- _Given records_
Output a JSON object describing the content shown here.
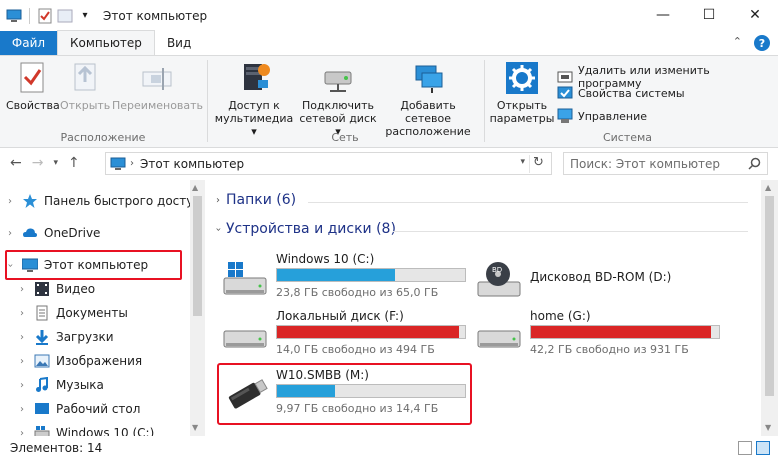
{
  "window": {
    "title": "Этот компьютер"
  },
  "tabs": {
    "file": "Файл",
    "computer": "Компьютер",
    "view": "Вид"
  },
  "ribbon": {
    "location": {
      "label": "Расположение",
      "properties": "Свойства",
      "open": "Открыть",
      "rename": "Переименовать"
    },
    "network": {
      "label": "Сеть",
      "media_l1": "Доступ к",
      "media_l2": "мультимедиа",
      "map_l1": "Подключить",
      "map_l2": "сетевой диск",
      "add_l1": "Добавить сетевое",
      "add_l2": "расположение"
    },
    "system": {
      "label": "Система",
      "open_l1": "Открыть",
      "open_l2": "параметры",
      "uninstall": "Удалить или изменить программу",
      "sysprops": "Свойства системы",
      "manage": "Управление"
    }
  },
  "address": {
    "path": "Этот компьютер",
    "search_placeholder": "Поиск: Этот компьютер"
  },
  "nav": {
    "quick": "Панель быстрого доступа",
    "onedrive": "OneDrive",
    "thispc": "Этот компьютер",
    "video": "Видео",
    "docs": "Документы",
    "downloads": "Загрузки",
    "images": "Изображения",
    "music": "Музыка",
    "desktop": "Рабочий стол",
    "win10": "Windows 10 (C:)"
  },
  "content": {
    "folders": "Папки (6)",
    "devices": "Устройства и диски (8)",
    "drives": [
      {
        "name": "Windows 10 (C:)",
        "info": "23,8 ГБ свободно из 65,0 ГБ",
        "used": 0.63,
        "color": "#26a0da"
      },
      {
        "name": "Дисковод BD-ROM (D:)",
        "info": "",
        "used": 0,
        "color": "#26a0da"
      },
      {
        "name": "Локальный диск (F:)",
        "info": "14,0 ГБ свободно из 494 ГБ",
        "used": 0.97,
        "color": "#da2626"
      },
      {
        "name": "home (G:)",
        "info": "42,2 ГБ свободно из 931 ГБ",
        "used": 0.955,
        "color": "#da2626"
      },
      {
        "name": "W10.SMBB (M:)",
        "info": "9,97 ГБ свободно из 14,4 ГБ",
        "used": 0.31,
        "color": "#26a0da"
      }
    ]
  },
  "status": {
    "items": "Элементов: 14"
  }
}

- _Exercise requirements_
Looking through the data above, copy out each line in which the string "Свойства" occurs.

- _Solved problem_
      "properties": "Свойства",
      "sysprops": "Свойства системы",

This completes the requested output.